● Problem statement: Give back an exact copy of the listing that follows, without the pictures.

● Records for processing:
○ ○ ○ ○ ○

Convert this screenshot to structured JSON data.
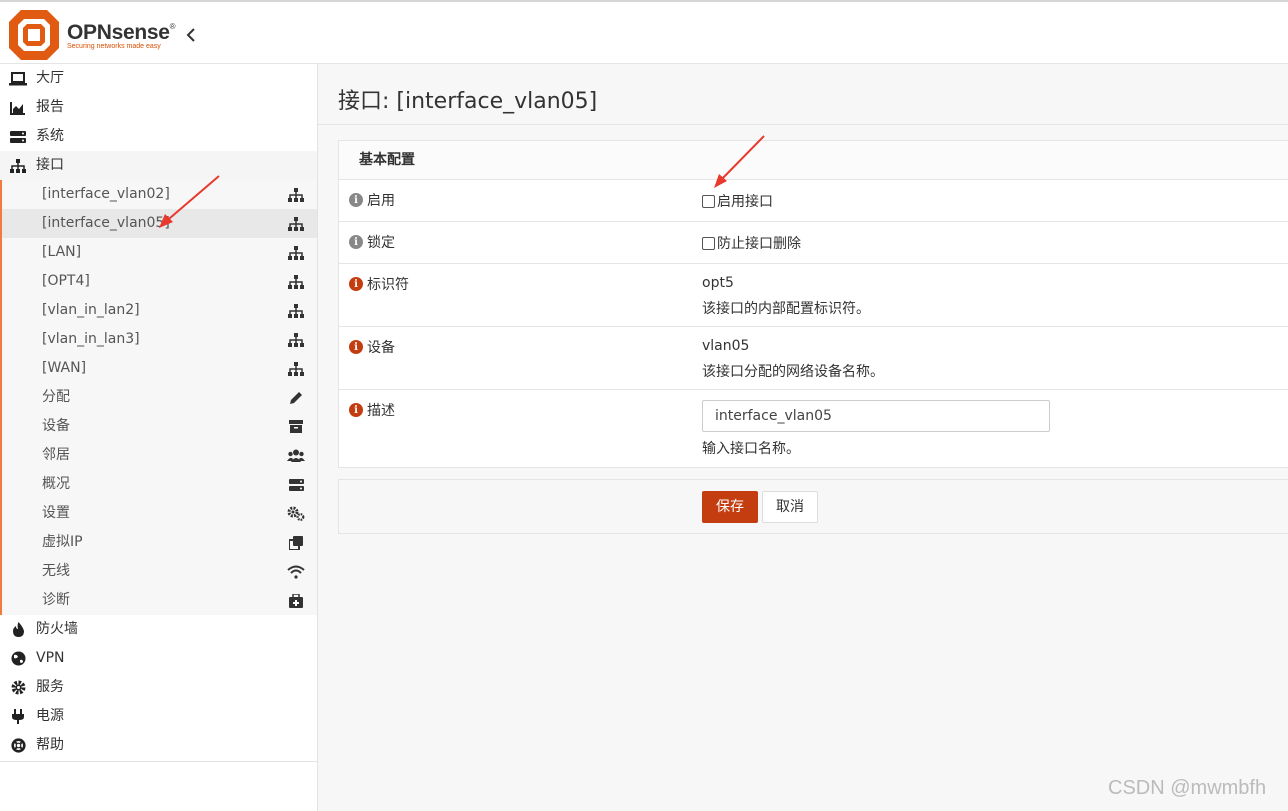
{
  "brand": {
    "name": "OPNsense",
    "registered": "®",
    "tagline": "Securing networks made easy"
  },
  "sidebar": {
    "top_items": [
      {
        "label": "大厅",
        "icon": "laptop-icon"
      },
      {
        "label": "报告",
        "icon": "area-chart-icon"
      },
      {
        "label": "系统",
        "icon": "server-icon"
      },
      {
        "label": "接口",
        "icon": "sitemap-icon"
      }
    ],
    "interfaces_submenu": [
      {
        "label": "[interface_vlan02]",
        "icon": "sitemap-icon"
      },
      {
        "label": "[interface_vlan05]",
        "icon": "sitemap-icon"
      },
      {
        "label": "[LAN]",
        "icon": "sitemap-icon"
      },
      {
        "label": "[OPT4]",
        "icon": "sitemap-icon"
      },
      {
        "label": "[vlan_in_lan2]",
        "icon": "sitemap-icon"
      },
      {
        "label": "[vlan_in_lan3]",
        "icon": "sitemap-icon"
      },
      {
        "label": "[WAN]",
        "icon": "sitemap-icon"
      },
      {
        "label": "分配",
        "icon": "pencil-icon"
      },
      {
        "label": "设备",
        "icon": "archive-icon"
      },
      {
        "label": "邻居",
        "icon": "users-icon"
      },
      {
        "label": "概况",
        "icon": "server-icon"
      },
      {
        "label": "设置",
        "icon": "cogs-icon"
      },
      {
        "label": "虚拟IP",
        "icon": "clone-icon"
      },
      {
        "label": "无线",
        "icon": "wifi-icon"
      },
      {
        "label": "诊断",
        "icon": "medkit-icon"
      }
    ],
    "bottom_items": [
      {
        "label": "防火墙",
        "icon": "fire-icon"
      },
      {
        "label": "VPN",
        "icon": "globe-icon"
      },
      {
        "label": "服务",
        "icon": "cog-icon"
      },
      {
        "label": "电源",
        "icon": "plug-icon"
      },
      {
        "label": "帮助",
        "icon": "life-ring-icon"
      }
    ]
  },
  "page": {
    "title": "接口: [interface_vlan05]"
  },
  "panel": {
    "heading": "基本配置",
    "enable": {
      "label": "启用",
      "checkbox_label": "启用接口",
      "checked": false
    },
    "lock": {
      "label": "锁定",
      "checkbox_label": "防止接口删除",
      "checked": false
    },
    "identifier": {
      "label": "标识符",
      "value": "opt5",
      "hint": "该接口的内部配置标识符。"
    },
    "device": {
      "label": "设备",
      "value": "vlan05",
      "hint": "该接口分配的网络设备名称。"
    },
    "description": {
      "label": "描述",
      "value": "interface_vlan05",
      "hint": "输入接口名称。"
    }
  },
  "actions": {
    "save_label": "保存",
    "cancel_label": "取消"
  },
  "colors": {
    "accent": "#c33d11",
    "brand_orange": "#d94f00"
  },
  "watermark": "CSDN @mwmbfh"
}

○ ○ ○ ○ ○

● Reply:
Convert this screenshot to structured JSON data.
{
  "brand": {
    "name": "OPNsense",
    "registered": "®",
    "tagline": "Securing networks made easy"
  },
  "sidebar": {
    "top_items": [
      {
        "label": "大厅",
        "icon": "laptop-icon"
      },
      {
        "label": "报告",
        "icon": "area-chart-icon"
      },
      {
        "label": "系统",
        "icon": "server-icon"
      },
      {
        "label": "接口",
        "icon": "sitemap-icon"
      }
    ],
    "interfaces_submenu": [
      {
        "label": "[interface_vlan02]",
        "icon": "sitemap-icon"
      },
      {
        "label": "[interface_vlan05]",
        "icon": "sitemap-icon"
      },
      {
        "label": "[LAN]",
        "icon": "sitemap-icon"
      },
      {
        "label": "[OPT4]",
        "icon": "sitemap-icon"
      },
      {
        "label": "[vlan_in_lan2]",
        "icon": "sitemap-icon"
      },
      {
        "label": "[vlan_in_lan3]",
        "icon": "sitemap-icon"
      },
      {
        "label": "[WAN]",
        "icon": "sitemap-icon"
      },
      {
        "label": "分配",
        "icon": "pencil-icon"
      },
      {
        "label": "设备",
        "icon": "archive-icon"
      },
      {
        "label": "邻居",
        "icon": "users-icon"
      },
      {
        "label": "概况",
        "icon": "server-icon"
      },
      {
        "label": "设置",
        "icon": "cogs-icon"
      },
      {
        "label": "虚拟IP",
        "icon": "clone-icon"
      },
      {
        "label": "无线",
        "icon": "wifi-icon"
      },
      {
        "label": "诊断",
        "icon": "medkit-icon"
      }
    ],
    "bottom_items": [
      {
        "label": "防火墙",
        "icon": "fire-icon"
      },
      {
        "label": "VPN",
        "icon": "globe-icon"
      },
      {
        "label": "服务",
        "icon": "cog-icon"
      },
      {
        "label": "电源",
        "icon": "plug-icon"
      },
      {
        "label": "帮助",
        "icon": "life-ring-icon"
      }
    ]
  },
  "page": {
    "title": "接口: [interface_vlan05]"
  },
  "panel": {
    "heading": "基本配置",
    "enable": {
      "label": "启用",
      "checkbox_label": "启用接口",
      "checked": false
    },
    "lock": {
      "label": "锁定",
      "checkbox_label": "防止接口删除",
      "checked": false
    },
    "identifier": {
      "label": "标识符",
      "value": "opt5",
      "hint": "该接口的内部配置标识符。"
    },
    "device": {
      "label": "设备",
      "value": "vlan05",
      "hint": "该接口分配的网络设备名称。"
    },
    "description": {
      "label": "描述",
      "value": "interface_vlan05",
      "hint": "输入接口名称。"
    }
  },
  "actions": {
    "save_label": "保存",
    "cancel_label": "取消"
  },
  "colors": {
    "accent": "#c33d11",
    "brand_orange": "#d94f00"
  },
  "watermark": "CSDN @mwmbfh"
}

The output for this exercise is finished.